■ REQUIREMENT
Copy each line below that includes "accent".

■ SOURCE DATA
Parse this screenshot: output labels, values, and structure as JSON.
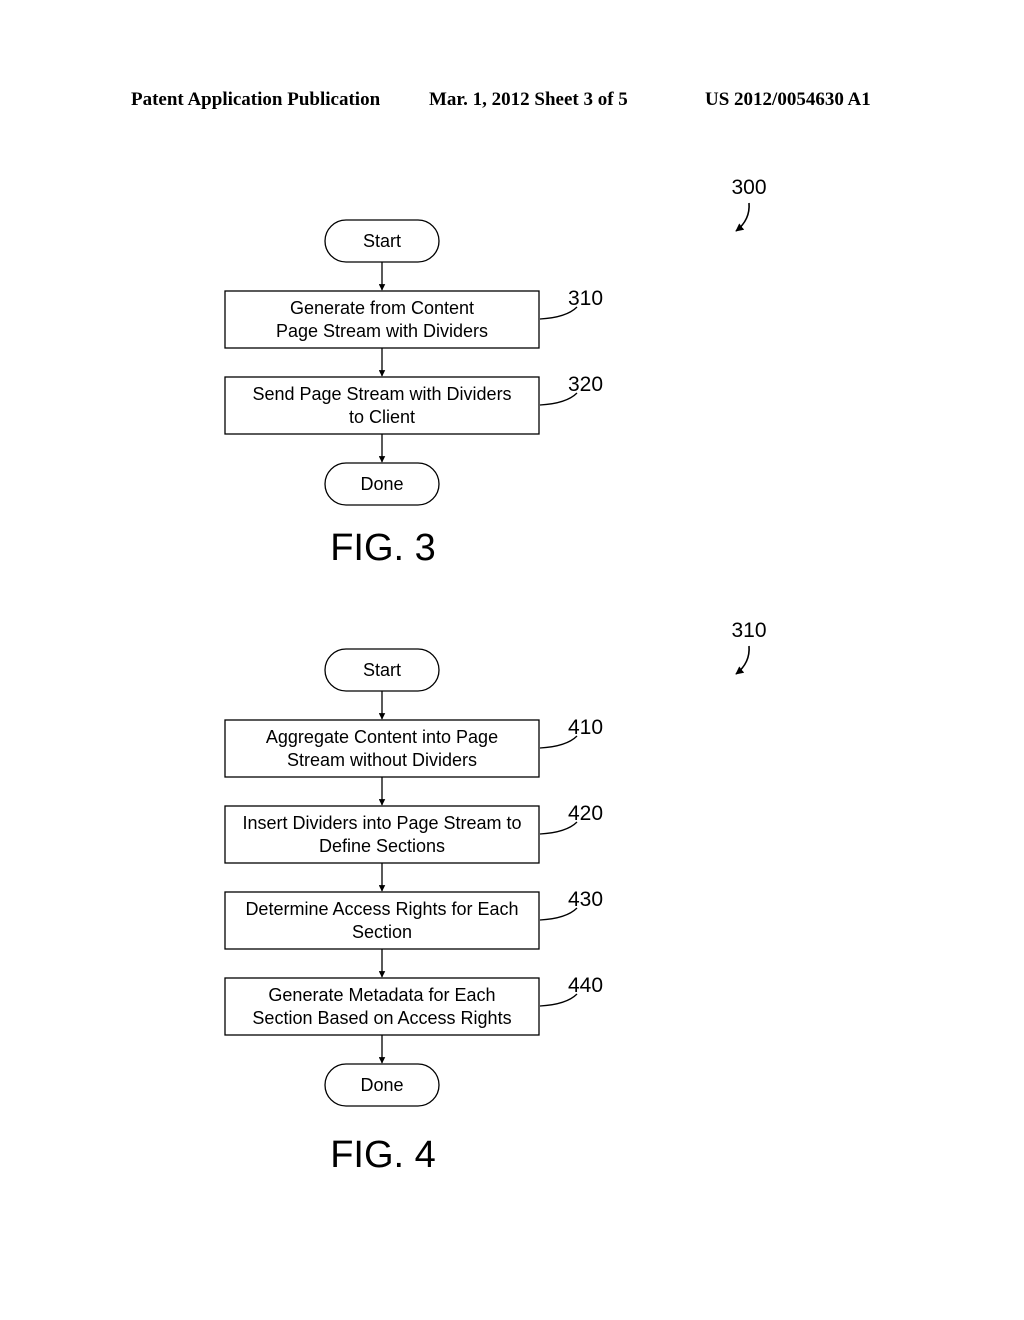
{
  "header": {
    "left": "Patent Application Publication",
    "center": "Mar. 1, 2012   Sheet 3 of 5",
    "right": "US 2012/0054630 A1"
  },
  "figures": [
    {
      "label": "FIG. 3",
      "ref": "300",
      "start": "Start",
      "done": "Done",
      "steps": [
        {
          "ref": "310",
          "lines": [
            "Generate from Content",
            "Page Stream with Dividers"
          ]
        },
        {
          "ref": "320",
          "lines": [
            "Send Page Stream with Dividers",
            "to Client"
          ]
        }
      ]
    },
    {
      "label": "FIG. 4",
      "ref": "310",
      "start": "Start",
      "done": "Done",
      "steps": [
        {
          "ref": "410",
          "lines": [
            "Aggregate Content into Page",
            "Stream without Dividers"
          ]
        },
        {
          "ref": "420",
          "lines": [
            "Insert Dividers into Page Stream to",
            "Define Sections"
          ]
        },
        {
          "ref": "430",
          "lines": [
            "Determine Access Rights for Each",
            "Section"
          ]
        },
        {
          "ref": "440",
          "lines": [
            "Generate Metadata for Each",
            "Section Based on Access Rights"
          ]
        }
      ]
    }
  ]
}
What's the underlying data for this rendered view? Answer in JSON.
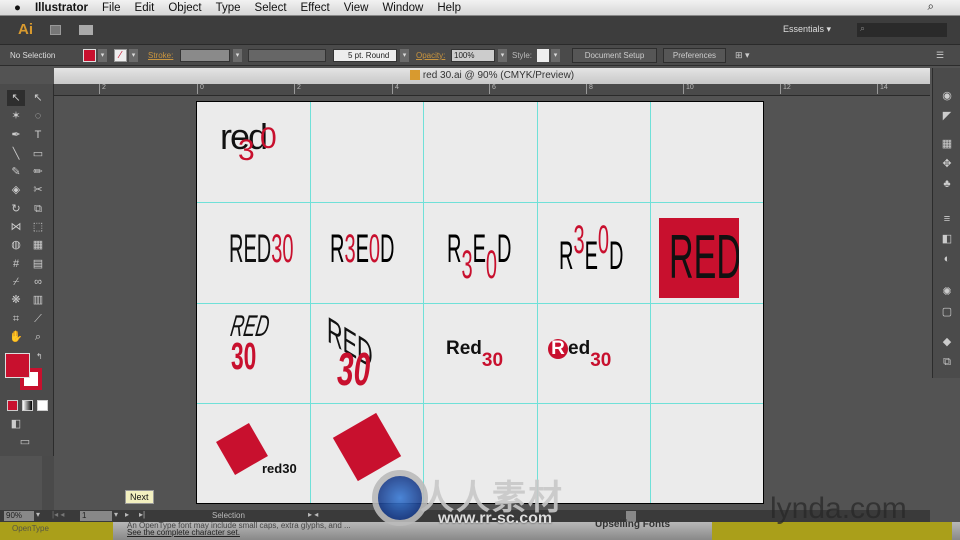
{
  "menubar": {
    "app": "Illustrator",
    "items": [
      "File",
      "Edit",
      "Object",
      "Type",
      "Select",
      "Effect",
      "View",
      "Window",
      "Help"
    ]
  },
  "appbar": {
    "logo": "Ai",
    "workspace": "Essentials ▾",
    "search_placeholder": ""
  },
  "control": {
    "selection": "No Selection",
    "stroke_label": "Stroke:",
    "brush": "5 pt. Round",
    "opacity_label": "Opacity:",
    "opacity": "100%",
    "style_label": "Style:",
    "document_setup": "Document Setup",
    "preferences": "Preferences"
  },
  "document": {
    "title": "red 30.ai @ 90% (CMYK/Preview)"
  },
  "ruler": [
    "2",
    "0",
    "2",
    "4",
    "6",
    "8",
    "10",
    "12",
    "14"
  ],
  "colors": {
    "accent": "#c8102e",
    "guide": "#6fe0d8",
    "artboard": "#ebebeb",
    "canvas": "#535353"
  },
  "logos": {
    "c1": {
      "a": "re",
      "b": "d",
      "n": "3",
      "o": "0"
    },
    "c2": {
      "a": "RED",
      "b": "30"
    },
    "c3": {
      "a": "R",
      "b": "3",
      "c": "E",
      "d": "0",
      "e": "D"
    },
    "c6": "RED",
    "c7": "RED",
    "c8": "30",
    "c9": "Red",
    "c10": "30",
    "c11": "R",
    "c12": "ed",
    "c13": "30",
    "c14": "red30"
  },
  "status": {
    "zoom": "90%",
    "artboard": "1",
    "tool": "Selection",
    "tooltip": "Next"
  },
  "caption": {
    "left": "OpenType",
    "line1": "An OpenType font may include small caps, extra glyphs, and ...",
    "line2": "See the complete character set.",
    "right": "Upselling Fonts"
  },
  "watermarks": {
    "lynda": "lynda.com",
    "site": "www.rr-sc.com",
    "cn": "人人素材"
  }
}
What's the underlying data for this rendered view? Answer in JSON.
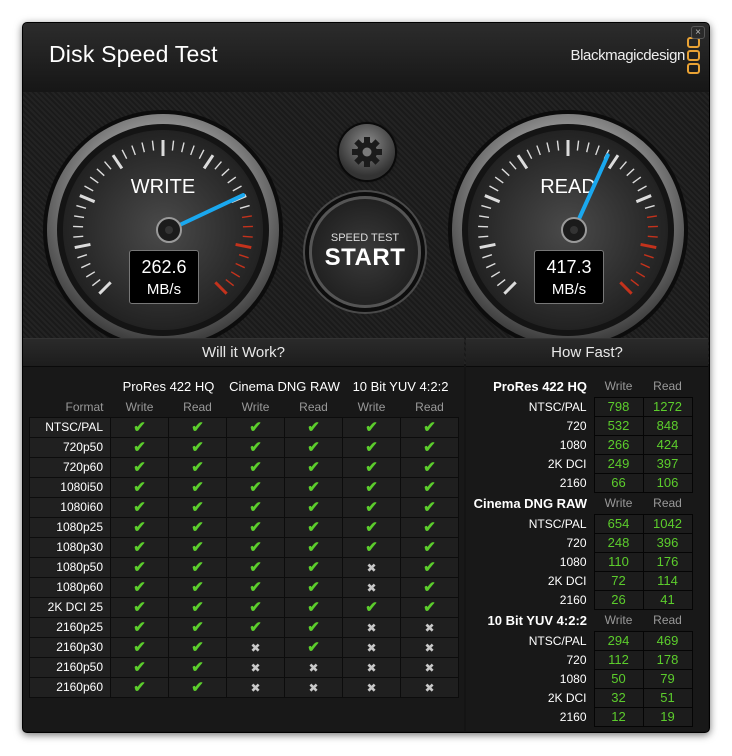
{
  "app": {
    "title": "Disk Speed Test",
    "brand": "Blackmagicdesign",
    "close_glyph": "×",
    "accent": "#e9a234"
  },
  "gauges": {
    "write": {
      "label": "WRITE",
      "value": "262.6",
      "unit": "MB/s",
      "needle_fraction": 0.26
    },
    "read": {
      "label": "READ",
      "value": "417.3",
      "unit": "MB/s",
      "needle_fraction": 0.41
    }
  },
  "controls": {
    "settings_icon": "gear-icon",
    "start_small": "SPEED TEST",
    "start_big": "START"
  },
  "will_it_work": {
    "title": "Will it Work?",
    "format_label": "Format",
    "groups": [
      "ProRes 422 HQ",
      "Cinema DNG RAW",
      "10 Bit YUV 4:2:2"
    ],
    "sub": [
      "Write",
      "Read"
    ],
    "rows": [
      {
        "name": "NTSC/PAL",
        "c": [
          1,
          1,
          1,
          1,
          1,
          1
        ]
      },
      {
        "name": "720p50",
        "c": [
          1,
          1,
          1,
          1,
          1,
          1
        ]
      },
      {
        "name": "720p60",
        "c": [
          1,
          1,
          1,
          1,
          1,
          1
        ]
      },
      {
        "name": "1080i50",
        "c": [
          1,
          1,
          1,
          1,
          1,
          1
        ]
      },
      {
        "name": "1080i60",
        "c": [
          1,
          1,
          1,
          1,
          1,
          1
        ]
      },
      {
        "name": "1080p25",
        "c": [
          1,
          1,
          1,
          1,
          1,
          1
        ]
      },
      {
        "name": "1080p30",
        "c": [
          1,
          1,
          1,
          1,
          1,
          1
        ]
      },
      {
        "name": "1080p50",
        "c": [
          1,
          1,
          1,
          1,
          0,
          1
        ]
      },
      {
        "name": "1080p60",
        "c": [
          1,
          1,
          1,
          1,
          0,
          1
        ]
      },
      {
        "name": "2K DCI 25",
        "c": [
          1,
          1,
          1,
          1,
          1,
          1
        ]
      },
      {
        "name": "2160p25",
        "c": [
          1,
          1,
          1,
          1,
          0,
          0
        ]
      },
      {
        "name": "2160p30",
        "c": [
          1,
          1,
          0,
          1,
          0,
          0
        ]
      },
      {
        "name": "2160p50",
        "c": [
          1,
          1,
          0,
          0,
          0,
          0
        ]
      },
      {
        "name": "2160p60",
        "c": [
          1,
          1,
          0,
          0,
          0,
          0
        ]
      }
    ]
  },
  "how_fast": {
    "title": "How Fast?",
    "sub": [
      "Write",
      "Read"
    ],
    "groups": [
      {
        "name": "ProRes 422 HQ",
        "rows": [
          {
            "name": "NTSC/PAL",
            "w": "798",
            "r": "1272"
          },
          {
            "name": "720",
            "w": "532",
            "r": "848"
          },
          {
            "name": "1080",
            "w": "266",
            "r": "424"
          },
          {
            "name": "2K DCI",
            "w": "249",
            "r": "397"
          },
          {
            "name": "2160",
            "w": "66",
            "r": "106"
          }
        ]
      },
      {
        "name": "Cinema DNG RAW",
        "rows": [
          {
            "name": "NTSC/PAL",
            "w": "654",
            "r": "1042"
          },
          {
            "name": "720",
            "w": "248",
            "r": "396"
          },
          {
            "name": "1080",
            "w": "110",
            "r": "176"
          },
          {
            "name": "2K DCI",
            "w": "72",
            "r": "114"
          },
          {
            "name": "2160",
            "w": "26",
            "r": "41"
          }
        ]
      },
      {
        "name": "10 Bit YUV 4:2:2",
        "rows": [
          {
            "name": "NTSC/PAL",
            "w": "294",
            "r": "469"
          },
          {
            "name": "720",
            "w": "112",
            "r": "178"
          },
          {
            "name": "1080",
            "w": "50",
            "r": "79"
          },
          {
            "name": "2K DCI",
            "w": "32",
            "r": "51"
          },
          {
            "name": "2160",
            "w": "12",
            "r": "19"
          }
        ]
      }
    ]
  },
  "symbols": {
    "check": "✔",
    "cross": "✖"
  }
}
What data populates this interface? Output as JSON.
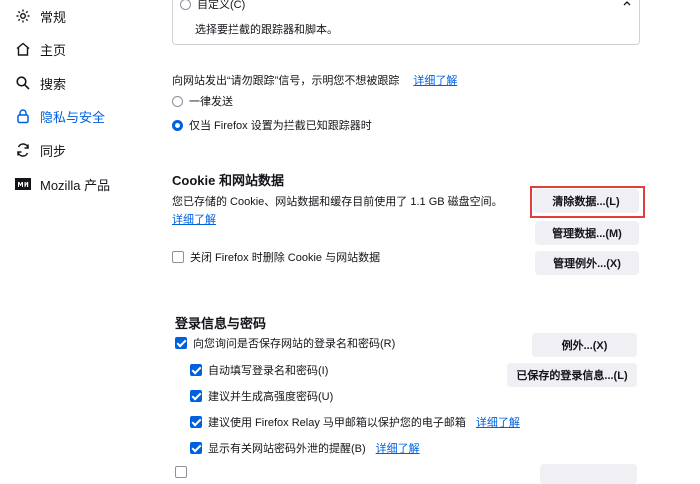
{
  "sidebar": {
    "items": [
      {
        "label": "常规",
        "icon": "gear-icon"
      },
      {
        "label": "主页",
        "icon": "home-icon"
      },
      {
        "label": "搜索",
        "icon": "search-icon"
      },
      {
        "label": "隐私与安全",
        "icon": "lock-icon",
        "active": true
      },
      {
        "label": "同步",
        "icon": "sync-icon"
      },
      {
        "label": "Mozilla 产品",
        "icon": "mozilla-icon"
      }
    ]
  },
  "custom_option": {
    "label": "自定义(C)",
    "description": "选择要拦截的跟踪器和脚本。"
  },
  "dnt": {
    "text": "向网站发出“请勿跟踪”信号，示明您不想被跟踪",
    "learn_more": "详细了解",
    "options": [
      {
        "label": "一律发送",
        "checked": false
      },
      {
        "label": "仅当 Firefox 设置为拦截已知跟踪器时",
        "checked": true
      }
    ]
  },
  "cookies": {
    "title": "Cookie 和网站数据",
    "description": "您已存储的 Cookie、网站数据和缓存目前使用了 1.1 GB 磁盘空间。",
    "learn_more": "详细了解",
    "delete_on_close": "关闭 Firefox 时删除 Cookie 与网站数据",
    "buttons": {
      "clear": "清除数据...(L)",
      "manage": "管理数据...(M)",
      "exceptions": "管理例外...(X)"
    }
  },
  "logins": {
    "title": "登录信息与密码",
    "ask_save": "向您询问是否保存网站的登录名和密码(R)",
    "autofill": "自动填写登录名和密码(I)",
    "suggest_strong": "建议并生成高强度密码(U)",
    "relay": "建议使用 Firefox Relay 马甲邮箱以保护您的电子邮箱",
    "relay_learn_more": "详细了解",
    "breach_alerts": "显示有关网站密码外泄的提醒(B)",
    "breach_learn_more": "详细了解",
    "buttons": {
      "exceptions": "例外...(X)",
      "saved_logins": "已保存的登录信息...(L)"
    }
  },
  "colors": {
    "accent": "#0061e0",
    "highlight": "#e03d3d"
  }
}
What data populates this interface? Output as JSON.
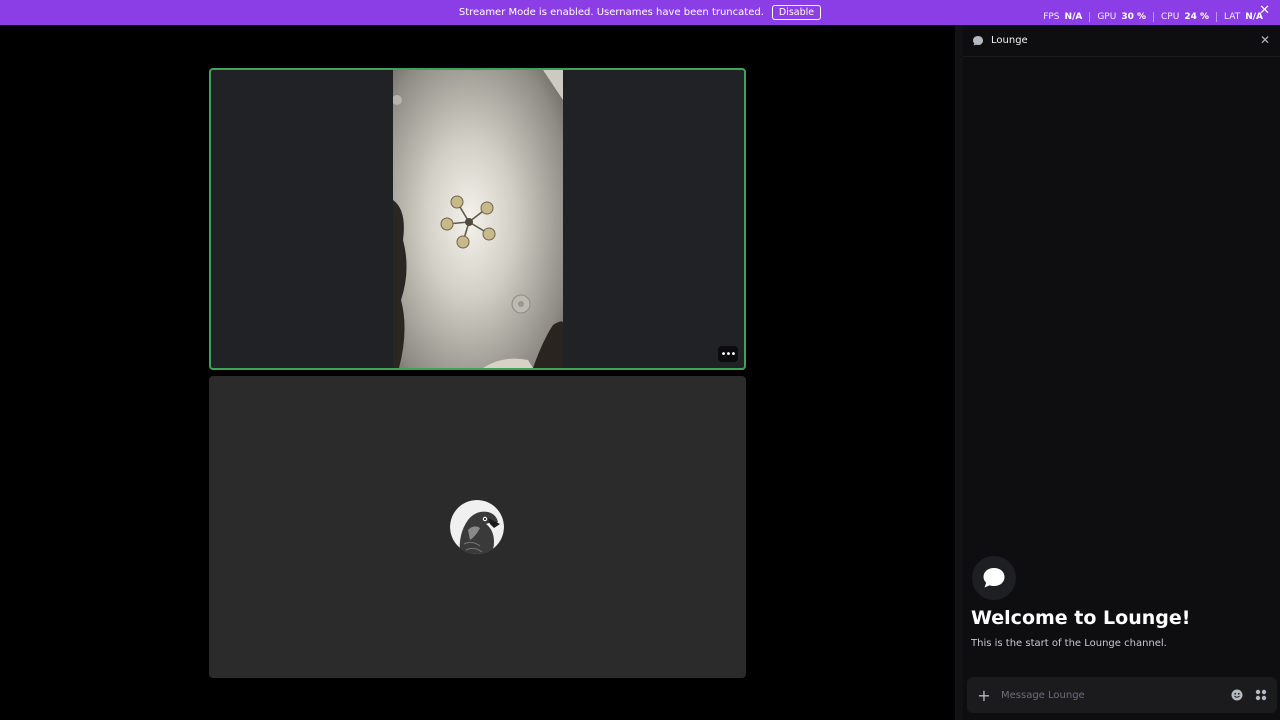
{
  "banner": {
    "message": "Streamer Mode is enabled. Usernames have been truncated.",
    "button_label": "Disable",
    "close_glyph": "✕",
    "color": "#8c3ee6"
  },
  "stats": [
    {
      "label": "FPS",
      "value": "N/A"
    },
    {
      "label": "GPU",
      "value": "30 %"
    },
    {
      "label": "CPU",
      "value": "24 %"
    },
    {
      "label": "LAT",
      "value": "N/A"
    }
  ],
  "stage": {
    "video_tile": {
      "more_glyph": "•••",
      "speaking_color": "#3ba55c"
    },
    "avatar_tile": {
      "avatar_icon": "eagle-avatar-icon"
    }
  },
  "panel": {
    "title": "Lounge",
    "close_glyph": "✕",
    "welcome_title": "Welcome to Lounge!",
    "welcome_subtitle": "This is the start of the Lounge channel.",
    "composer": {
      "add_glyph": "+",
      "placeholder": "Message Lounge"
    }
  }
}
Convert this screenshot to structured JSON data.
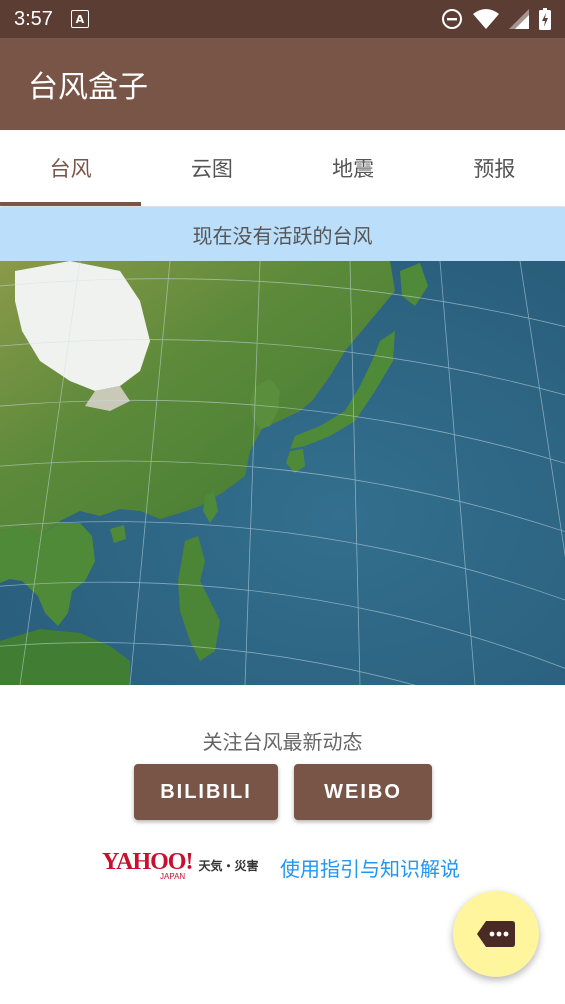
{
  "status_bar": {
    "time": "3:57",
    "notif_letter": "A"
  },
  "app_bar": {
    "title": "台风盒子"
  },
  "tabs": [
    {
      "label": "台风",
      "active": true
    },
    {
      "label": "云图",
      "active": false
    },
    {
      "label": "地震",
      "active": false
    },
    {
      "label": "预报",
      "active": false
    }
  ],
  "banner": {
    "text": "现在没有活跃的台风"
  },
  "follow": {
    "text": "关注台风最新动态"
  },
  "buttons": {
    "bilibili": "BILIBILI",
    "weibo": "WEIBO"
  },
  "yahoo": {
    "logo": "YAHOO!",
    "sub": "JAPAN",
    "tenki": "天気・災害"
  },
  "guide_link": "使用指引与知识解说",
  "colors": {
    "status_bar": "#5b3d34",
    "app_bar": "#795548",
    "banner": "#bbdefb",
    "fab": "#fff59d",
    "link": "#2196f3",
    "yahoo_red": "#c8102e"
  },
  "icons": {
    "dnd": "do-not-disturb-icon",
    "wifi": "wifi-icon",
    "signal": "cell-signal-icon",
    "battery": "battery-icon",
    "fab": "chat-bubble-more-icon"
  }
}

■ SOLUTION TO THE EXERCISE
    "accent": "#c8102e",
    "accent": "#e9a234"
    "accent": "#0061e0",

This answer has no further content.